Task details
Copy each line of the data below with the word "from".

Data about app and page elements

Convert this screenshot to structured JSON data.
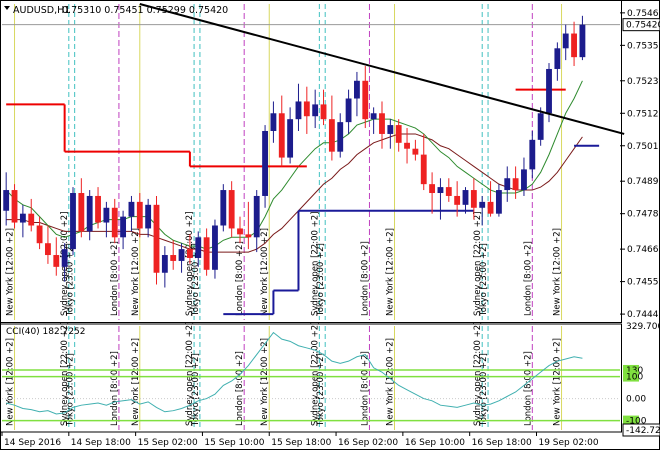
{
  "header": {
    "symbol": "AUDUSD,H1",
    "ohlc": "0.75310 0.75451 0.75299 0.75420"
  },
  "colors": {
    "bull": "#1c1c8c",
    "bear": "#ee2222",
    "ma_fast": "#2e8b2e",
    "ma_slow": "#7a1a1a",
    "sar_red": "#ee0000",
    "sar_blue": "#1a1a99",
    "trendline": "#000000",
    "session_london": "#c040c0",
    "session_ny": "#d8d860",
    "session_sydney": "#40c0c0",
    "cci_line": "#40b0b0",
    "cci_level": "#80e040"
  },
  "chart_data": [
    {
      "type": "candlestick",
      "title": "AUDUSD,H1",
      "price_labels": [
        "0.75460",
        "0.75350",
        "0.75230",
        "0.75120",
        "0.75010",
        "0.74890",
        "0.74780",
        "0.74660",
        "0.74550",
        "0.74440"
      ],
      "price_ticks": [
        0.7546,
        0.7535,
        0.7523,
        0.7512,
        0.7501,
        0.7489,
        0.7478,
        0.7466,
        0.7455,
        0.7444
      ],
      "ylim": [
        0.7442,
        0.7549
      ],
      "current_price_label": "0.75420",
      "current_price": 0.7542,
      "time_labels": [
        "14 Sep 2016",
        "14 Sep 18:00",
        "15 Sep 02:00",
        "15 Sep 10:00",
        "15 Sep 18:00",
        "16 Sep 02:00",
        "16 Sep 10:00",
        "16 Sep 18:00",
        "19 Sep 02:00"
      ],
      "time_label_bars": [
        0,
        8,
        16,
        24,
        32,
        40,
        48,
        56,
        64
      ],
      "n_bars": 74,
      "candles": [
        [
          0.7479,
          0.7492,
          0.7474,
          0.7486
        ],
        [
          0.7486,
          0.7488,
          0.7473,
          0.7475
        ],
        [
          0.7475,
          0.7481,
          0.747,
          0.7478
        ],
        [
          0.7478,
          0.7483,
          0.7472,
          0.7474
        ],
        [
          0.7474,
          0.7477,
          0.7466,
          0.7468
        ],
        [
          0.7468,
          0.7474,
          0.7461,
          0.7464
        ],
        [
          0.7464,
          0.747,
          0.7457,
          0.746
        ],
        [
          0.746,
          0.7468,
          0.7455,
          0.7466
        ],
        [
          0.7466,
          0.7487,
          0.7464,
          0.7485
        ],
        [
          0.7485,
          0.749,
          0.747,
          0.7472
        ],
        [
          0.7472,
          0.7486,
          0.7469,
          0.7484
        ],
        [
          0.7484,
          0.7487,
          0.7473,
          0.7475
        ],
        [
          0.7475,
          0.7482,
          0.747,
          0.748
        ],
        [
          0.748,
          0.7483,
          0.7468,
          0.747
        ],
        [
          0.747,
          0.7479,
          0.7466,
          0.7477
        ],
        [
          0.7477,
          0.7484,
          0.7472,
          0.7482
        ],
        [
          0.7482,
          0.7485,
          0.747,
          0.7473
        ],
        [
          0.7473,
          0.7483,
          0.747,
          0.7481
        ],
        [
          0.7481,
          0.7484,
          0.7454,
          0.7458
        ],
        [
          0.7458,
          0.7467,
          0.7453,
          0.7464
        ],
        [
          0.7464,
          0.7469,
          0.7459,
          0.7462
        ],
        [
          0.7462,
          0.7468,
          0.7458,
          0.7466
        ],
        [
          0.7466,
          0.7471,
          0.7461,
          0.7463
        ],
        [
          0.7463,
          0.7472,
          0.746,
          0.747
        ],
        [
          0.747,
          0.7473,
          0.7457,
          0.7459
        ],
        [
          0.7459,
          0.7476,
          0.7456,
          0.7474
        ],
        [
          0.7474,
          0.7488,
          0.7472,
          0.7486
        ],
        [
          0.7486,
          0.7489,
          0.747,
          0.7473
        ],
        [
          0.7473,
          0.7477,
          0.7468,
          0.7471
        ],
        [
          0.7471,
          0.7482,
          0.7466,
          0.747
        ],
        [
          0.747,
          0.7486,
          0.7465,
          0.7484
        ],
        [
          0.7484,
          0.7508,
          0.748,
          0.7506
        ],
        [
          0.7506,
          0.7516,
          0.7502,
          0.7512
        ],
        [
          0.7512,
          0.7518,
          0.7494,
          0.7497
        ],
        [
          0.7497,
          0.7514,
          0.7495,
          0.751
        ],
        [
          0.751,
          0.7522,
          0.7506,
          0.7516
        ],
        [
          0.7516,
          0.7521,
          0.7505,
          0.7511
        ],
        [
          0.7511,
          0.752,
          0.7507,
          0.7515
        ],
        [
          0.7515,
          0.752,
          0.7508,
          0.751
        ],
        [
          0.751,
          0.7518,
          0.7496,
          0.7499
        ],
        [
          0.7499,
          0.7512,
          0.7497,
          0.7509
        ],
        [
          0.7509,
          0.752,
          0.7505,
          0.7517
        ],
        [
          0.7517,
          0.7526,
          0.7511,
          0.7523
        ],
        [
          0.7523,
          0.7528,
          0.7507,
          0.751
        ],
        [
          0.751,
          0.7514,
          0.7505,
          0.7512
        ],
        [
          0.7512,
          0.7516,
          0.75,
          0.7505
        ],
        [
          0.7505,
          0.751,
          0.75,
          0.7508
        ],
        [
          0.7508,
          0.751,
          0.7499,
          0.7502
        ],
        [
          0.7502,
          0.7507,
          0.7495,
          0.75
        ],
        [
          0.75,
          0.7503,
          0.7496,
          0.7498
        ],
        [
          0.7498,
          0.7505,
          0.7486,
          0.7488
        ],
        [
          0.7488,
          0.7492,
          0.7478,
          0.7485
        ],
        [
          0.7485,
          0.749,
          0.7476,
          0.7487
        ],
        [
          0.7487,
          0.749,
          0.7482,
          0.7484
        ],
        [
          0.7484,
          0.7489,
          0.7477,
          0.7481
        ],
        [
          0.7481,
          0.7487,
          0.7478,
          0.7486
        ],
        [
          0.7486,
          0.749,
          0.7476,
          0.748
        ],
        [
          0.748,
          0.7484,
          0.7474,
          0.7482
        ],
        [
          0.7482,
          0.7489,
          0.7477,
          0.7478
        ],
        [
          0.7478,
          0.7488,
          0.7477,
          0.7486
        ],
        [
          0.7486,
          0.7494,
          0.7482,
          0.749
        ],
        [
          0.749,
          0.7494,
          0.7483,
          0.7486
        ],
        [
          0.7486,
          0.7497,
          0.7484,
          0.7493
        ],
        [
          0.7493,
          0.7506,
          0.749,
          0.7503
        ],
        [
          0.7503,
          0.7514,
          0.7501,
          0.7512
        ],
        [
          0.7512,
          0.7529,
          0.7509,
          0.7527
        ],
        [
          0.7527,
          0.7536,
          0.7523,
          0.7534
        ],
        [
          0.7534,
          0.7542,
          0.753,
          0.7539
        ],
        [
          0.7539,
          0.7543,
          0.7528,
          0.7531
        ],
        [
          0.7531,
          0.7545,
          0.753,
          0.7542
        ]
      ],
      "ma_fast": [
        0.7486,
        0.7483,
        0.7481,
        0.748,
        0.7477,
        0.7474,
        0.7471,
        0.747,
        0.7471,
        0.7472,
        0.7474,
        0.7475,
        0.7476,
        0.7476,
        0.7476,
        0.7477,
        0.7477,
        0.7477,
        0.7474,
        0.7471,
        0.7469,
        0.7468,
        0.7467,
        0.7467,
        0.7466,
        0.7467,
        0.7469,
        0.747,
        0.747,
        0.747,
        0.7472,
        0.7477,
        0.7483,
        0.7486,
        0.749,
        0.7494,
        0.7497,
        0.75,
        0.7502,
        0.7502,
        0.7503,
        0.7505,
        0.7508,
        0.7509,
        0.751,
        0.751,
        0.751,
        0.7509,
        0.7508,
        0.7507,
        0.7505,
        0.7502,
        0.7499,
        0.7497,
        0.7494,
        0.7492,
        0.749,
        0.7488,
        0.7486,
        0.7485,
        0.7485,
        0.7485,
        0.7486,
        0.7488,
        0.7492,
        0.7498,
        0.7505,
        0.7512,
        0.7517,
        0.7523
      ],
      "ma_slow": [
        0.7476,
        0.7476,
        0.7476,
        0.7475,
        0.7475,
        0.7474,
        0.7473,
        0.7472,
        0.7472,
        0.7472,
        0.7472,
        0.7472,
        0.7472,
        0.7472,
        0.7472,
        0.7472,
        0.7471,
        0.7471,
        0.747,
        0.7469,
        0.7468,
        0.7467,
        0.7466,
        0.7466,
        0.7465,
        0.7465,
        0.7465,
        0.7465,
        0.7465,
        0.7465,
        0.7466,
        0.7468,
        0.7471,
        0.7473,
        0.7476,
        0.7479,
        0.7482,
        0.7485,
        0.7488,
        0.749,
        0.7493,
        0.7495,
        0.7498,
        0.75,
        0.7502,
        0.7503,
        0.7504,
        0.7505,
        0.7505,
        0.7505,
        0.7504,
        0.7503,
        0.7501,
        0.75,
        0.7498,
        0.7496,
        0.7494,
        0.7492,
        0.749,
        0.7488,
        0.7487,
        0.7486,
        0.7486,
        0.7486,
        0.7487,
        0.7489,
        0.7492,
        0.7496,
        0.75,
        0.7504
      ],
      "sar_red": [
        {
          "from": 0,
          "to": 7,
          "y": 0.7515
        },
        {
          "from": 7,
          "to": 22,
          "y": 0.7499
        },
        {
          "from": 22,
          "to": 36,
          "y": 0.7494
        },
        {
          "from": 61,
          "to": 67,
          "y": 0.752
        }
      ],
      "sar_blue": [
        {
          "from": 26,
          "to": 32,
          "y": 0.7444
        },
        {
          "from": 32,
          "to": 35,
          "y": 0.7452
        },
        {
          "from": 35,
          "to": 56,
          "y": 0.7479
        },
        {
          "from": 68,
          "to": 71,
          "y": 0.7501
        }
      ],
      "trendline": [
        {
          "bar": 16,
          "price": 0.7549
        },
        {
          "bar": 74,
          "price": 0.7505
        }
      ],
      "session_bars": [
        {
          "bar": 1.0,
          "kind": "ny"
        },
        {
          "bar": 7.5,
          "kind": "sydney"
        },
        {
          "bar": 8.2,
          "kind": "tokyo"
        },
        {
          "bar": 13.5,
          "kind": "london"
        },
        {
          "bar": 16.0,
          "kind": "ny"
        },
        {
          "bar": 22.5,
          "kind": "sydney"
        },
        {
          "bar": 23.2,
          "kind": "tokyo"
        },
        {
          "bar": 28.5,
          "kind": "london"
        },
        {
          "bar": 31.5,
          "kind": "ny"
        },
        {
          "bar": 37.5,
          "kind": "sydney"
        },
        {
          "bar": 38.2,
          "kind": "tokyo"
        },
        {
          "bar": 43.5,
          "kind": "london"
        },
        {
          "bar": 46.5,
          "kind": "ny"
        },
        {
          "bar": 57.0,
          "kind": "sydney"
        },
        {
          "bar": 57.7,
          "kind": "tokyo"
        },
        {
          "bar": 63.0,
          "kind": "london"
        },
        {
          "bar": 66.5,
          "kind": "ny"
        }
      ],
      "vertical_labels": [
        "New York  [12:00 +2]",
        "Sydney open  [22:00 +2]",
        "Tokyo  [23:00 +2]",
        "London  [8:00 +2]",
        "New York  [12:00 +2]",
        "Sydney open  [22:00 +2]",
        "Tokyo  [23:00 +2]",
        "London  [8:00 +2]",
        "New York  [12:00 +2]",
        "Sydney open  [22:00 +2]",
        "Tokyo  [23:00 +2]",
        "London  [8:00 +2]",
        "New York  [12:00 +2]",
        "Sydney open  [22:00 +2]",
        "Tokyo  [23:00 +2]",
        "London  [8:00 +2]",
        "New York  [12:00 +2]"
      ]
    },
    {
      "type": "line",
      "title": "CCI(40) 182.7252",
      "name": "CCI(40)",
      "current_value": 182.7252,
      "ylim": [
        -142.7242,
        329.7003
      ],
      "tick_labels": [
        "329.7003",
        "130",
        "100",
        "0.00",
        "-100",
        "-142.7242"
      ],
      "tick_values": [
        329.7003,
        130,
        100,
        0,
        -100,
        -142.7242
      ],
      "levels": [
        130,
        100,
        -100
      ],
      "values": [
        -20,
        -30,
        -45,
        -50,
        -60,
        -55,
        -70,
        -65,
        -40,
        -30,
        -25,
        -20,
        -30,
        -15,
        -10,
        -5,
        -25,
        -15,
        -40,
        -60,
        -55,
        -45,
        -30,
        -10,
        0,
        20,
        60,
        80,
        110,
        150,
        200,
        250,
        300,
        270,
        260,
        240,
        230,
        220,
        200,
        170,
        160,
        170,
        190,
        200,
        140,
        120,
        90,
        60,
        40,
        20,
        0,
        -10,
        -30,
        -35,
        -40,
        -30,
        -20,
        -30,
        -25,
        -10,
        10,
        30,
        60,
        90,
        120,
        150,
        170,
        180,
        190,
        183
      ]
    }
  ]
}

Worked solution
          "from": 0,
          "from": 7,
          "from": 22,
          "from": 61,
          "from": 26,
          "from": 32,
          "from": 35,
          "from": 68,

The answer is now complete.